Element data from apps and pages
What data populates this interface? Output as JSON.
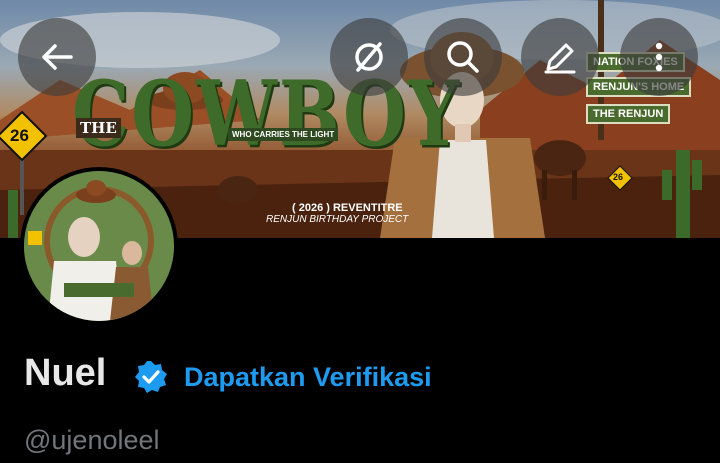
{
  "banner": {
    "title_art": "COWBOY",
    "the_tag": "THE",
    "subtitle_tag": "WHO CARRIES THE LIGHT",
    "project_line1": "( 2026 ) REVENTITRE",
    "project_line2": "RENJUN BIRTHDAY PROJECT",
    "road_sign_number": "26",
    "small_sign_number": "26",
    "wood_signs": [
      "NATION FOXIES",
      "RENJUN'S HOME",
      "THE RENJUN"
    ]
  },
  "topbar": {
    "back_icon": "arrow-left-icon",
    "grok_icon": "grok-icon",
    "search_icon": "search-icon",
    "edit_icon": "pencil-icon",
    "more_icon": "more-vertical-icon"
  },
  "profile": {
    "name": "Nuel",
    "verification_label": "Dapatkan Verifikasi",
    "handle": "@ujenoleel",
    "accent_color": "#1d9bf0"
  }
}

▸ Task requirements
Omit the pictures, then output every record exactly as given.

▸ Response to this task
What data populates this interface? Output as JSON.
{
  "banner": {
    "title_art": "COWBOY",
    "the_tag": "THE",
    "subtitle_tag": "WHO CARRIES THE LIGHT",
    "project_line1": "( 2026 ) REVENTITRE",
    "project_line2": "RENJUN BIRTHDAY PROJECT",
    "road_sign_number": "26",
    "small_sign_number": "26",
    "wood_signs": [
      "NATION FOXIES",
      "RENJUN'S HOME",
      "THE RENJUN"
    ]
  },
  "topbar": {
    "back_icon": "arrow-left-icon",
    "grok_icon": "grok-icon",
    "search_icon": "search-icon",
    "edit_icon": "pencil-icon",
    "more_icon": "more-vertical-icon"
  },
  "profile": {
    "name": "Nuel",
    "verification_label": "Dapatkan Verifikasi",
    "handle": "@ujenoleel",
    "accent_color": "#1d9bf0"
  }
}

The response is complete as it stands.